200 soldiers to the emlmssy to seize
the 275. rifles and two machine guns
which had been stored there for the
American colonics' use in tho event of
an uprising against them. O'Shaugh
nessy advised the volunteer guard) '
over the einhnssy to surrender the "
wonpons without resistance.
At the. railroad station the member!
of the diplomatic party were besieged
by- Americans pleading for permission
to accompany them to the coast. .
Colonel Ramon Caroiw, in command of
the party's Mexican military escort,
refused all theso pleas,
On tho road Americans crowded the
stations at Orizaba, Cordova and Jala
pa, pleading to be taken on board tho
train. O'Shaughnessy was helpless.
These stranded Americans bad been
taken from trains bound from the
capital to Vera Cruz.
At Cordova an American wearing tho
British colors in his button hole handed '
a note to one of tho employes at the
consulate general saying: (
"Blisser, Forford, Whitcomb and !"
good many othor Americans aro boing ,
held in jail here. They were t&kea
from their train and held as hostages '
in caso the Americans attack the town.
Thoy wiant to know if you can't help '
Bog to Be Taken On Train.
At Tejoria soveral other Amoricans
who had boon takon from a refugo
train which left Mexico City Thursday .
morning begged pitcously to be taken
with tho diplomatic party. They said
some of their own pfirty were sent all ;
the way back to tho capital.
When O 'Shaughnessy's train pullol
out from Moxico City Huerta issued an

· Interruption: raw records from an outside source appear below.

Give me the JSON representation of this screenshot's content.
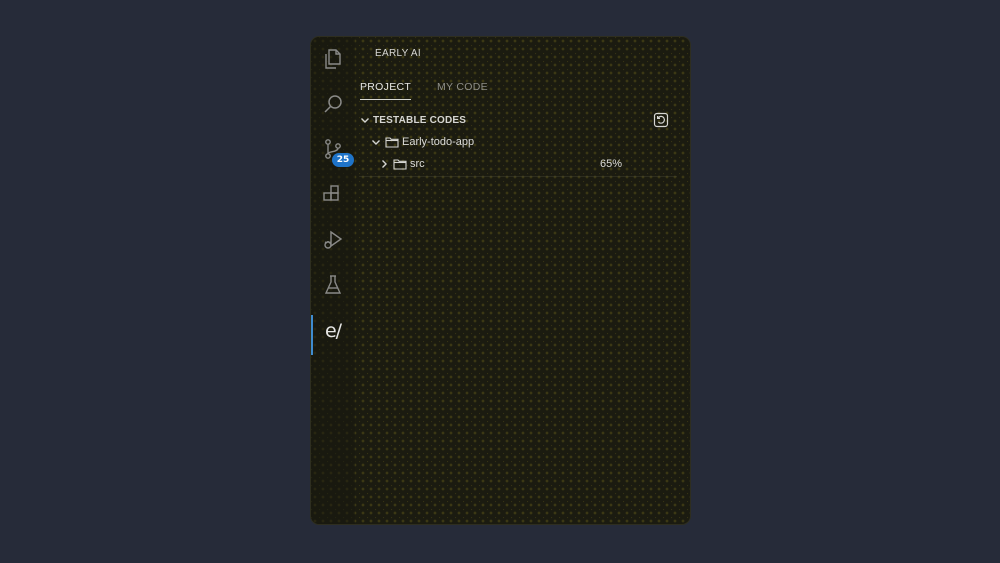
{
  "sidebar": {
    "title": "EARLY AI",
    "tabs": [
      {
        "label": "PROJECT",
        "active": true
      },
      {
        "label": "MY CODE",
        "active": false
      }
    ]
  },
  "activity_bar": {
    "items": [
      {
        "icon": "files-icon"
      },
      {
        "icon": "search-icon"
      },
      {
        "icon": "source-control-icon",
        "badge": "25"
      },
      {
        "icon": "extensions-icon"
      },
      {
        "icon": "run-debug-icon"
      },
      {
        "icon": "testing-flask-icon"
      },
      {
        "icon": "early-ai-logo",
        "text": "e/",
        "active": true
      }
    ]
  },
  "tree": {
    "section_title": "TESTABLE CODES",
    "project": {
      "name": "Early-todo-app",
      "expanded": true
    },
    "folders": [
      {
        "name": "src",
        "coverage": "65%",
        "expanded": false
      }
    ]
  },
  "colors": {
    "accent": "#3f8ccf",
    "badge": "#1f74c9",
    "panel_bg": "#1b1b10",
    "backdrop": "#262b39"
  }
}
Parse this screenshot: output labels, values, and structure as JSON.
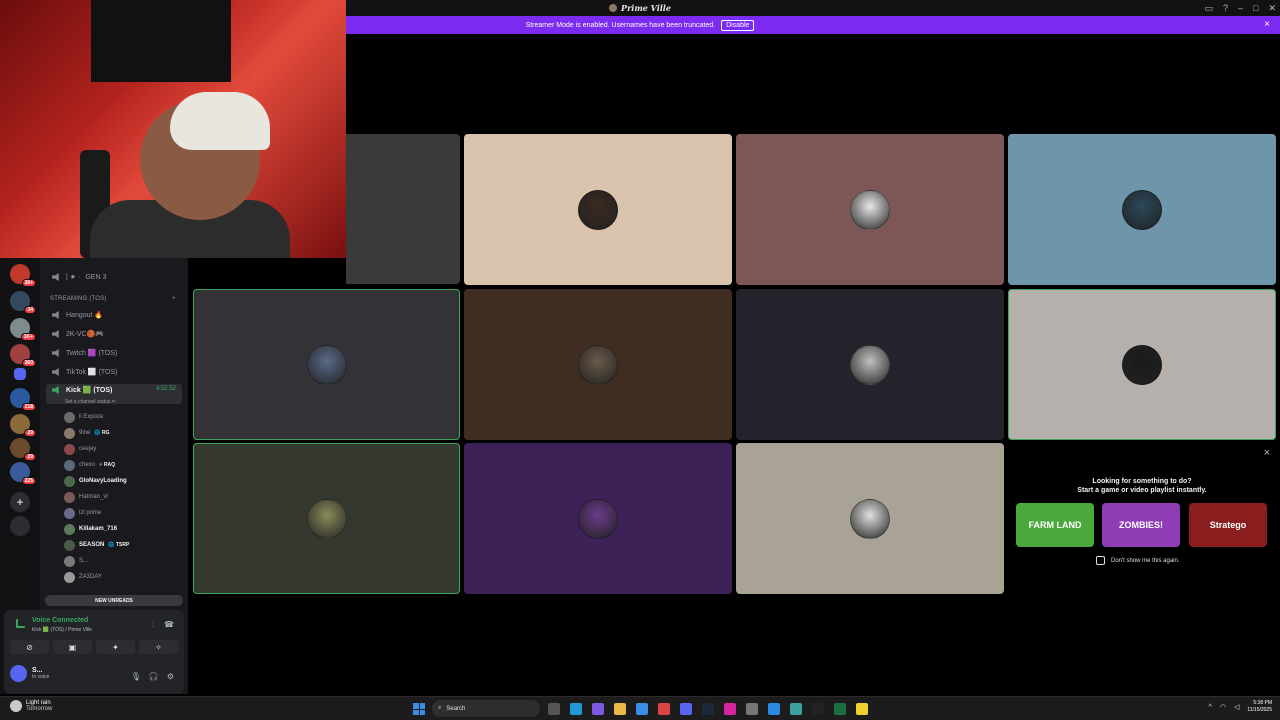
{
  "titlebar": {
    "app_name": "Prime Ville"
  },
  "banner": {
    "message": "Streamer Mode is enabled. Usernames have been truncated.",
    "disable_label": "Disable",
    "close_icon": "×"
  },
  "servers": [
    {
      "badge": "38+"
    },
    {
      "badge": "34"
    },
    {
      "badge": "1K+"
    },
    {
      "badge": "360"
    },
    {
      "badge": ""
    },
    {
      "badge": "218"
    },
    {
      "badge": "29"
    },
    {
      "badge": "29"
    },
    {
      "badge": "225"
    }
  ],
  "sidebar": {
    "top_channel": "GEN 3",
    "top_channel_prefix": "| ★ ·",
    "category": "STREAMING (TOS)",
    "channels": [
      {
        "label": "Hangout 🔥"
      },
      {
        "label": "2K-VC🏀🎮"
      },
      {
        "label": "Twitch 🟪 (TOS)"
      },
      {
        "label": "TikTok ⬜ (TOS)"
      }
    ],
    "active_channel": {
      "label": "Kick 🟩 (TOS)",
      "timer": "4:52:52",
      "status": "Set a channel status ✏"
    },
    "members": [
      {
        "name": "ll Expoze",
        "tag": "",
        "bold": false
      },
      {
        "name": "9ine",
        "tag": "🌐 RG",
        "bold": false
      },
      {
        "name": "ceejay",
        "tag": "",
        "bold": false
      },
      {
        "name": "chexo",
        "tag": "⚡ RAQ",
        "bold": false
      },
      {
        "name": "GloNavyLoading",
        "tag": "",
        "bold": true
      },
      {
        "name": "Hatman_vl",
        "tag": "",
        "bold": false
      },
      {
        "name": "lzl prime",
        "tag": "",
        "bold": false
      },
      {
        "name": "Killakam_716",
        "tag": "",
        "bold": true
      },
      {
        "name": "SEASON",
        "tag": "🌐 TSRP",
        "bold": true
      },
      {
        "name": "S...",
        "tag": "",
        "bold": false
      },
      {
        "name": "ZA3DAY",
        "tag": "",
        "bold": false
      }
    ],
    "new_unreads": "NEW UNREADS"
  },
  "voice_panel": {
    "status": "Voice Connected",
    "channel": "Kick 🟩 (TOS) / Prime Ville",
    "user_name": "S...",
    "user_status": "In voice"
  },
  "tiles": [
    {
      "bg": "#d9c3ac",
      "avatar": "#3a2a20",
      "speaking": false
    },
    {
      "bg": "#7d5755",
      "avatar": "#e8e8e8",
      "speaking": false
    },
    {
      "bg": "#6e95aa",
      "avatar": "#2a4a5a",
      "speaking": false
    },
    {
      "bg": "#323237",
      "avatar": "#5a6a8a",
      "speaking": true
    },
    {
      "bg": "#402d22",
      "avatar": "#6b5a4a",
      "speaking": false
    },
    {
      "bg": "#22232b",
      "avatar": "#c0c0c0",
      "speaking": false
    },
    {
      "bg": "#b5b0ac",
      "avatar": "#1a1a1a",
      "speaking": true
    },
    {
      "bg": "#35382f",
      "avatar": "#8a8a5a",
      "speaking": true
    },
    {
      "bg": "#3c2256",
      "avatar": "#6a3a8a",
      "speaking": false
    },
    {
      "bg": "#a9a396",
      "avatar": "#e0e0e0",
      "speaking": false
    }
  ],
  "activity": {
    "heading": "Looking for something to do?",
    "subheading": "Start a game or video playlist instantly.",
    "games": [
      {
        "title": "FARM LAND",
        "color": "#4aa83c"
      },
      {
        "title": "ZOMBIES!",
        "color": "#8e3db5"
      },
      {
        "title": "Stratego",
        "color": "#8a1d1d"
      }
    ],
    "dont_show": "Don't show me this again.",
    "close_icon": "×"
  },
  "taskbar": {
    "weather": "Light rain",
    "weather_sub": "Tomorrow",
    "search_placeholder": "Search",
    "time": "5:38 PM",
    "date": "11/15/2025"
  }
}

order prohibiting any more Americans
from either leaving or entering. This
was a blow to the members of tho
American colony in the city but it was
an even severer one to the unprotected
Americans in tho smaller towns in the
vicinity, Binco it deprived of what pro
toctiou they might have hoped for by
Keeking refuge in tho capital.
Thursday night tho dictator ordered
all Americans' homes searched for
arms ind they were left entirely
defenseless. Sir Lionel Carden, the
Knglish minister, was doing everything"
in his power to protect citizens of th
United St nt cs but he could accomplibh
littlo despite the fact that he and
Huerta havo been close frionds. The
president was determined to leave
Americans no means of defense in the
event of an uprising.
Newspapers Are Radical.
The Mexico City newspapors wore
issuing the wildest extra editions. One
advised the Mexicans to "chop tho
dogs up."
The diplomatic party's transfor from
the Mexican to the American train
was mn.de along a railroad embankment
through a tropical swamp between .
kylines marked by huge cocoauut
trees. About a milo of torn up track
separated the two trains.
Captain IL McL Huso, crossed this
interval alone. Approaching the Mex
ican train, he waived a white flag and
(Continued on page 10).